Component data from apps and pages:

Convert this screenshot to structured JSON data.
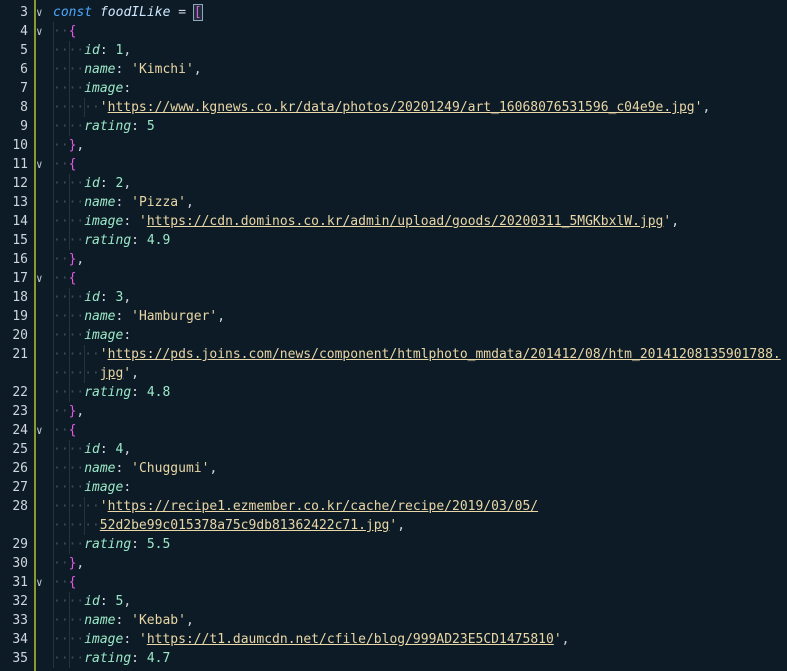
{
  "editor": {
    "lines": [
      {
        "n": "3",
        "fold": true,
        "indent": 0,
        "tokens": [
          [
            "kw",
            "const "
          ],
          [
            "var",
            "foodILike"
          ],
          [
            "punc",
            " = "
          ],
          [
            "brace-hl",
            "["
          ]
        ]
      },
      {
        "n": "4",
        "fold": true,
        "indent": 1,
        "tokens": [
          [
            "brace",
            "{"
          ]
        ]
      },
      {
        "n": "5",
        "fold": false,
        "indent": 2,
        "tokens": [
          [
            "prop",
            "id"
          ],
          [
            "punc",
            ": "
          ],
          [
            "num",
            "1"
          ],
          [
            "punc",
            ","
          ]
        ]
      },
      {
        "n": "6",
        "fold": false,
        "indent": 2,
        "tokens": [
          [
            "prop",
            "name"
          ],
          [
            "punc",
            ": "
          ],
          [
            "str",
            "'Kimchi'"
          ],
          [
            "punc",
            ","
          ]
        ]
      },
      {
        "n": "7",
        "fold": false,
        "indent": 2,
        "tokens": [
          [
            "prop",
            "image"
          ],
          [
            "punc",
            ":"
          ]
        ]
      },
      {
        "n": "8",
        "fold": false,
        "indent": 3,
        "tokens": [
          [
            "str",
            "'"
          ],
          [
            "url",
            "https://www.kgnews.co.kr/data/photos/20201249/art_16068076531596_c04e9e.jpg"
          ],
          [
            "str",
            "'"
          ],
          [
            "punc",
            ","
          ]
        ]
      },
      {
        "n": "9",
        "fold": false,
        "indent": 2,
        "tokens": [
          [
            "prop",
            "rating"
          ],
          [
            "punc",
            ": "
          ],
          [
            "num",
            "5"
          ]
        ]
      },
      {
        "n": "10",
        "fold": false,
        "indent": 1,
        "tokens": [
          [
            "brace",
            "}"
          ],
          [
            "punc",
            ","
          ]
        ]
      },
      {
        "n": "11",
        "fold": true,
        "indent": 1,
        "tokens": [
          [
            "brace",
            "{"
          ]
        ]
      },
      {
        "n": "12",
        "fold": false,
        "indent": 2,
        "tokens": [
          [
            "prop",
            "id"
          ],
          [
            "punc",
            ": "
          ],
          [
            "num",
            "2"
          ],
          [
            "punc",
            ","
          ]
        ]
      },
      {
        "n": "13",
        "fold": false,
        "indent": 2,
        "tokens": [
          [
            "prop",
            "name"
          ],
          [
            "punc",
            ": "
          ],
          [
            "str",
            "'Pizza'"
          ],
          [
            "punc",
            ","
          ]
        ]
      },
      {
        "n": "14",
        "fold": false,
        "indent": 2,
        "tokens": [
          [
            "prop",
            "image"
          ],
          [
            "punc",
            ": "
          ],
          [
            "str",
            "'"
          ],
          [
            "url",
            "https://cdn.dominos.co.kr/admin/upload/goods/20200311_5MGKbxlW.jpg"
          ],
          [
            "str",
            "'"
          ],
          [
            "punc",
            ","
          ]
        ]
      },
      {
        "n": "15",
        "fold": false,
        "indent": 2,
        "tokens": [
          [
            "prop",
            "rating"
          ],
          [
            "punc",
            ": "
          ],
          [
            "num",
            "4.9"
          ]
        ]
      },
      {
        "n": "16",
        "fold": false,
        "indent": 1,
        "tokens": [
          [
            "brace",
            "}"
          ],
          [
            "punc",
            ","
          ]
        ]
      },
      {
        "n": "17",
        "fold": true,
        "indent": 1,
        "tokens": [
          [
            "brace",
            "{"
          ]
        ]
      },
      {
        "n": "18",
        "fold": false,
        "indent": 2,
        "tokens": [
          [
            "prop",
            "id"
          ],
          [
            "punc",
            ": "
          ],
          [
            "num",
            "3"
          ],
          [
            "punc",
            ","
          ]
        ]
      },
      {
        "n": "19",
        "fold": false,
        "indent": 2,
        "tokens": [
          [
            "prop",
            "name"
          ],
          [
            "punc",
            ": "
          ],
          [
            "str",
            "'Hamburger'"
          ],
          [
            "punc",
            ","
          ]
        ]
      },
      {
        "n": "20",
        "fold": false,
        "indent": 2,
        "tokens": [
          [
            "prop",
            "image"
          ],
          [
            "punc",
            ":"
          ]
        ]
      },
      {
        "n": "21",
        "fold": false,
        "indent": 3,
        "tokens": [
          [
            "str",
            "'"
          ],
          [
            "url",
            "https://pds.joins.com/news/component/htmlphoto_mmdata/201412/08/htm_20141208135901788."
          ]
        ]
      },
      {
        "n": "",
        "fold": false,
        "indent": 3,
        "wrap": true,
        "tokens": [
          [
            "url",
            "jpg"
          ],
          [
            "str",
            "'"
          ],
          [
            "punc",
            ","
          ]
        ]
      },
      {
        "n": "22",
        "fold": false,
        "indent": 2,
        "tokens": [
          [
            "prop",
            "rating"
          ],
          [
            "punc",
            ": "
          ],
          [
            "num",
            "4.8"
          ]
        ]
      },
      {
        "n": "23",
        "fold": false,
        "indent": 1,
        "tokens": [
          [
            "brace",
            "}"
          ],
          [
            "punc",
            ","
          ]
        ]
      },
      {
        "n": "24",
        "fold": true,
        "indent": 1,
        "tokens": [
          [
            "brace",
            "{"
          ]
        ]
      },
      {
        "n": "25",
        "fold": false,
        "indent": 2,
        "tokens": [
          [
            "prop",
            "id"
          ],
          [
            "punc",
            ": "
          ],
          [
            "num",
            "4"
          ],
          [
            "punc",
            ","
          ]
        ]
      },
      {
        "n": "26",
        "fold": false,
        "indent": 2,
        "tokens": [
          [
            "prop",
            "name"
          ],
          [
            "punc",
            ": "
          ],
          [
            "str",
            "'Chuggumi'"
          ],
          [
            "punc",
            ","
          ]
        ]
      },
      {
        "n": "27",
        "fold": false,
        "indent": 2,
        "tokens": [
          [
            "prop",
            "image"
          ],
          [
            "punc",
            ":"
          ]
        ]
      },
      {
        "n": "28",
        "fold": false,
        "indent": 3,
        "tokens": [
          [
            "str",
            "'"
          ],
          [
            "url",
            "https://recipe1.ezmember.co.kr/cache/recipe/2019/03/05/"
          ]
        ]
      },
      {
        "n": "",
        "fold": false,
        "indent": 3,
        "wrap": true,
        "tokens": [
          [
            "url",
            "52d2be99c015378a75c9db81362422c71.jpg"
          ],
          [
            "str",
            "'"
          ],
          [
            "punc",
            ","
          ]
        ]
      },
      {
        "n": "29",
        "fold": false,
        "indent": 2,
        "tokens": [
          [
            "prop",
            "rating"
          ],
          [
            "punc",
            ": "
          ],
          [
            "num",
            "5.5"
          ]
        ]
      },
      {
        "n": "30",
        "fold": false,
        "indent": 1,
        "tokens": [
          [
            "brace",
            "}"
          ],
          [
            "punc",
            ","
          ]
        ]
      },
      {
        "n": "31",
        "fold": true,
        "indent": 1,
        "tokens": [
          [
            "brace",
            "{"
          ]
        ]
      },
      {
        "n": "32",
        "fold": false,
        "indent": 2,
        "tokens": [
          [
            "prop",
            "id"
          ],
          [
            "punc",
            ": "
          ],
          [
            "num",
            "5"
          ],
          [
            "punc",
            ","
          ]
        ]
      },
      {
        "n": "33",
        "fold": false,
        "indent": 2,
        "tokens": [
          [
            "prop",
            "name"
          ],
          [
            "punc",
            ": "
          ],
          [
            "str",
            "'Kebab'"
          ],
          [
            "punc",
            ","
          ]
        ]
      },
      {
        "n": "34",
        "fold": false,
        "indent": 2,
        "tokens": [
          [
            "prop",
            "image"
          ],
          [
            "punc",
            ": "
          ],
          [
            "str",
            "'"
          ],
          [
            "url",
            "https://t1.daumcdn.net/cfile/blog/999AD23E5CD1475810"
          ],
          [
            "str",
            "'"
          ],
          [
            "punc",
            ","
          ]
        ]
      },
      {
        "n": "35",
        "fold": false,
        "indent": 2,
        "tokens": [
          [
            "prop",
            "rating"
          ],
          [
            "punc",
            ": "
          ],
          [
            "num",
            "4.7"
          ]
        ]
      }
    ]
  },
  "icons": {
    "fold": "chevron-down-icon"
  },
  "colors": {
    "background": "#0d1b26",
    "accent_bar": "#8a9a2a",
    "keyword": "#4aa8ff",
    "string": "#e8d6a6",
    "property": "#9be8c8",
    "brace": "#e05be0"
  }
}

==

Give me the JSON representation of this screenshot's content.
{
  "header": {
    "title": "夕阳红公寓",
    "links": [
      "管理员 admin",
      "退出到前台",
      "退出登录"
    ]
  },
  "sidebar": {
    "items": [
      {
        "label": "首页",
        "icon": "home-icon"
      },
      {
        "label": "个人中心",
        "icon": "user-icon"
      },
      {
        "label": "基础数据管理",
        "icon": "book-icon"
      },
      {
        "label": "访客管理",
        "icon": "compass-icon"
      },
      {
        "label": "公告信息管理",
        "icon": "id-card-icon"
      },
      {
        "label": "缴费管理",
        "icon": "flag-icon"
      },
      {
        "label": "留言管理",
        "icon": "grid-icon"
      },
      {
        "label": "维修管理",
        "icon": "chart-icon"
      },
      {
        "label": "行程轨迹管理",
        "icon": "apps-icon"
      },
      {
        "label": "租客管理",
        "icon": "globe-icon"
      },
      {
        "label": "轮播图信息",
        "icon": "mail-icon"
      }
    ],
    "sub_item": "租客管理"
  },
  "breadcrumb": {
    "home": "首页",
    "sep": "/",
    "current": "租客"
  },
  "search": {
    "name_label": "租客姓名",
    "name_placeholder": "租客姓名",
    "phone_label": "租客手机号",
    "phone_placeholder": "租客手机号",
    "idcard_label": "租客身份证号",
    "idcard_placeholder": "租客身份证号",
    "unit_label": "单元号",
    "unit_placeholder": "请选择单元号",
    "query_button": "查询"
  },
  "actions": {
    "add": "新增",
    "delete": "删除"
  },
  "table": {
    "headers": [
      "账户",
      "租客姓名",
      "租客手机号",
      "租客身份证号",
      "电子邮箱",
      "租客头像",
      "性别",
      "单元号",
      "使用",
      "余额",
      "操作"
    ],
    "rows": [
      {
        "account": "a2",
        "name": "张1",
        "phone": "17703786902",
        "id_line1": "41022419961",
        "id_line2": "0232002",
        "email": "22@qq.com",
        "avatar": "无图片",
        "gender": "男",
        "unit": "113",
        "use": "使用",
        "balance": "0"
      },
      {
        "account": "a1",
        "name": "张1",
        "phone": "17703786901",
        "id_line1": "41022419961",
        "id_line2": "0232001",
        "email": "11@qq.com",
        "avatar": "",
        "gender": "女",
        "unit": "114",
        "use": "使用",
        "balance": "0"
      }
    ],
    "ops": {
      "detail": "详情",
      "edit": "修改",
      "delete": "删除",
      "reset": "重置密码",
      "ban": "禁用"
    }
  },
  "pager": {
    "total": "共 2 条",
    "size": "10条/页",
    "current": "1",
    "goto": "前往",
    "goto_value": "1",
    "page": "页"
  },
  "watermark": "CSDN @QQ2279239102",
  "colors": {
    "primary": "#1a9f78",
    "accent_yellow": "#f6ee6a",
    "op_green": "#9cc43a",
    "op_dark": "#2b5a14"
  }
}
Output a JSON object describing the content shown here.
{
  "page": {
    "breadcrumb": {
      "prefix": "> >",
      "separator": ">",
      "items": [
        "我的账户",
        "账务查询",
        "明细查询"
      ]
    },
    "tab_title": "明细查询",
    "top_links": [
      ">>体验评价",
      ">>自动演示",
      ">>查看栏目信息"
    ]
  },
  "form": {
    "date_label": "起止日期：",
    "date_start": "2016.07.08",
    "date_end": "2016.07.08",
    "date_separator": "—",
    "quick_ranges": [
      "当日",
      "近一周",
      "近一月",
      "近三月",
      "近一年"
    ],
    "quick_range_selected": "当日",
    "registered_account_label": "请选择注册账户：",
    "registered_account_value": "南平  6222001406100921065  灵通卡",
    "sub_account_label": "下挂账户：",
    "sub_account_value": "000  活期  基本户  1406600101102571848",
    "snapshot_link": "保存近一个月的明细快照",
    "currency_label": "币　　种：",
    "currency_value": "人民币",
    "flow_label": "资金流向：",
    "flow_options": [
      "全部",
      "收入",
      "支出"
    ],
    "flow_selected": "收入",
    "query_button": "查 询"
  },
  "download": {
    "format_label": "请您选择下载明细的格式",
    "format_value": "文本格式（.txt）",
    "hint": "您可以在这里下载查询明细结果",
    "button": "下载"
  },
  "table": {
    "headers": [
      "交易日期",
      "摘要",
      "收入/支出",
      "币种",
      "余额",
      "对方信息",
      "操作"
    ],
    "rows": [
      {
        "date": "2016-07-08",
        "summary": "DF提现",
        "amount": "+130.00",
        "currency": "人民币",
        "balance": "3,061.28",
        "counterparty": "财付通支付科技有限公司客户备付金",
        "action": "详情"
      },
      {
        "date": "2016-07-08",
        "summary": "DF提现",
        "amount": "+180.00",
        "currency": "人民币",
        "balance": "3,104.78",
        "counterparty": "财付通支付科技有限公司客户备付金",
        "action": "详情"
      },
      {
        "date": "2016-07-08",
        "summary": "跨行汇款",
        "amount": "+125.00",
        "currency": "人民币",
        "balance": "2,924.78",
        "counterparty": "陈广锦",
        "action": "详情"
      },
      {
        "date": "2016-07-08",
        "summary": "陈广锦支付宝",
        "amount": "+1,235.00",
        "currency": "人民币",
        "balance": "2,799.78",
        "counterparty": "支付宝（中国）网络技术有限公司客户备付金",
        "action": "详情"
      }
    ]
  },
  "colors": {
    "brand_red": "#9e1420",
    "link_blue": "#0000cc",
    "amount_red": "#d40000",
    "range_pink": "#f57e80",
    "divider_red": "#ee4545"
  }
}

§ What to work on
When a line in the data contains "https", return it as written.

§ Answer to this problem
            "https://www.kgnews.co.kr/data/photos/20201249/art_16068076531596_c04e9e.jpg"
            "https://cdn.dominos.co.kr/admin/upload/goods/20200311_5MGKbxlW.jpg"
            "https://pds.joins.com/news/component/htmlphoto_mmdata/201412/08/htm_20141208135901788."
            "https://recipe1.ezmember.co.kr/cache/recipe/2019/03/05/"
            "https://t1.daumcdn.net/cfile/blog/999AD23E5CD1475810"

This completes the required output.